> _WHAT YOU NEED TO DO_
Copy out the whole listing below exactly.

> _RECORDS TO USE_
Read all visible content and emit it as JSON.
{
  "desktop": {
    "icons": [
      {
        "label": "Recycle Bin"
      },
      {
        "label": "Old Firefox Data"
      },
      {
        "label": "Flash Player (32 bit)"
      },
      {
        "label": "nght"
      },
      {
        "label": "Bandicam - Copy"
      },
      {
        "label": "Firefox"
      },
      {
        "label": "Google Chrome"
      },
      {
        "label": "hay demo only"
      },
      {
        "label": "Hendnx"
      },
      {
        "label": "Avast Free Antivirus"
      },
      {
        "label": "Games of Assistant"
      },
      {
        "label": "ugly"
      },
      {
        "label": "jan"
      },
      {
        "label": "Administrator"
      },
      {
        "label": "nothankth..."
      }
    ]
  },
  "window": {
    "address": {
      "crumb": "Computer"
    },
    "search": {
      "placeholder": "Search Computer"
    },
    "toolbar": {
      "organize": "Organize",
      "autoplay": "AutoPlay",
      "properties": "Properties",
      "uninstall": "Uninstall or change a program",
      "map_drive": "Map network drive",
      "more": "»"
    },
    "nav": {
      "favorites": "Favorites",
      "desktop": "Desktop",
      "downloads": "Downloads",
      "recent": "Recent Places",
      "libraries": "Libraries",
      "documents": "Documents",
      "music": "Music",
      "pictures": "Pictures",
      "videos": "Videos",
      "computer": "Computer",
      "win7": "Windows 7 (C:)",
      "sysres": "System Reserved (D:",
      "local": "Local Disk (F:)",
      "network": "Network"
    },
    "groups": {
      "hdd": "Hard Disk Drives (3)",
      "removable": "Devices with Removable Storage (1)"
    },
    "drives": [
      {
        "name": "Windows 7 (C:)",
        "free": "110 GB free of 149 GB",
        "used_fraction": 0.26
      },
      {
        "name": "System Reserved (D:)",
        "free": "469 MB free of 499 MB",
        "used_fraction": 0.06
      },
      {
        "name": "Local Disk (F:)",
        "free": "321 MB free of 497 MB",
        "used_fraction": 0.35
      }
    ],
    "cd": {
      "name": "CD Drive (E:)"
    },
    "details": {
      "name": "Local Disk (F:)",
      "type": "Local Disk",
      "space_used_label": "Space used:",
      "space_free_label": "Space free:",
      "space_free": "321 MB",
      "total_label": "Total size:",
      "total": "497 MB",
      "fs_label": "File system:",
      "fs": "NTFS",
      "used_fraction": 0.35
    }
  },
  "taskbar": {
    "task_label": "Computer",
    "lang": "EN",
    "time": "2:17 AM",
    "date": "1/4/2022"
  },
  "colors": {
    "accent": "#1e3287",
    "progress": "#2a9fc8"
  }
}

> _SOLUTION TO THIS EXERCISE_
Read all visible content and emit it as JSON.
{
  "desktop": {
    "icons": [
      {
        "label": "Recycle Bin"
      },
      {
        "label": "Old Firefox Data"
      },
      {
        "label": "Flash Player (32 bit)"
      },
      {
        "label": "nght"
      },
      {
        "label": "Bandicam - Copy"
      },
      {
        "label": "Firefox"
      },
      {
        "label": "Google Chrome"
      },
      {
        "label": "hay demo only"
      },
      {
        "label": "Hendnx"
      },
      {
        "label": "Avast Free Antivirus"
      },
      {
        "label": "Games of Assistant"
      },
      {
        "label": "ugly"
      },
      {
        "label": "jan"
      },
      {
        "label": "Administrator"
      },
      {
        "label": "nothankth..."
      }
    ]
  },
  "window": {
    "address": {
      "crumb": "Computer"
    },
    "search": {
      "placeholder": "Search Computer"
    },
    "toolbar": {
      "organize": "Organize",
      "autoplay": "AutoPlay",
      "properties": "Properties",
      "uninstall": "Uninstall or change a program",
      "map_drive": "Map network drive",
      "more": "»"
    },
    "nav": {
      "favorites": "Favorites",
      "desktop": "Desktop",
      "downloads": "Downloads",
      "recent": "Recent Places",
      "libraries": "Libraries",
      "documents": "Documents",
      "music": "Music",
      "pictures": "Pictures",
      "videos": "Videos",
      "computer": "Computer",
      "win7": "Windows 7 (C:)",
      "sysres": "System Reserved (D:",
      "local": "Local Disk (F:)",
      "network": "Network"
    },
    "groups": {
      "hdd": "Hard Disk Drives (3)",
      "removable": "Devices with Removable Storage (1)"
    },
    "drives": [
      {
        "name": "Windows 7 (C:)",
        "free": "110 GB free of 149 GB",
        "used_fraction": 0.26
      },
      {
        "name": "System Reserved (D:)",
        "free": "469 MB free of 499 MB",
        "used_fraction": 0.06
      },
      {
        "name": "Local Disk (F:)",
        "free": "321 MB free of 497 MB",
        "used_fraction": 0.35
      }
    ],
    "cd": {
      "name": "CD Drive (E:)"
    },
    "details": {
      "name": "Local Disk (F:)",
      "type": "Local Disk",
      "space_used_label": "Space used:",
      "space_free_label": "Space free:",
      "space_free": "321 MB",
      "total_label": "Total size:",
      "total": "497 MB",
      "fs_label": "File system:",
      "fs": "NTFS",
      "used_fraction": 0.35
    }
  },
  "taskbar": {
    "task_label": "Computer",
    "lang": "EN",
    "time": "2:17 AM",
    "date": "1/4/2022"
  },
  "colors": {
    "accent": "#1e3287",
    "progress": "#2a9fc8"
  }
}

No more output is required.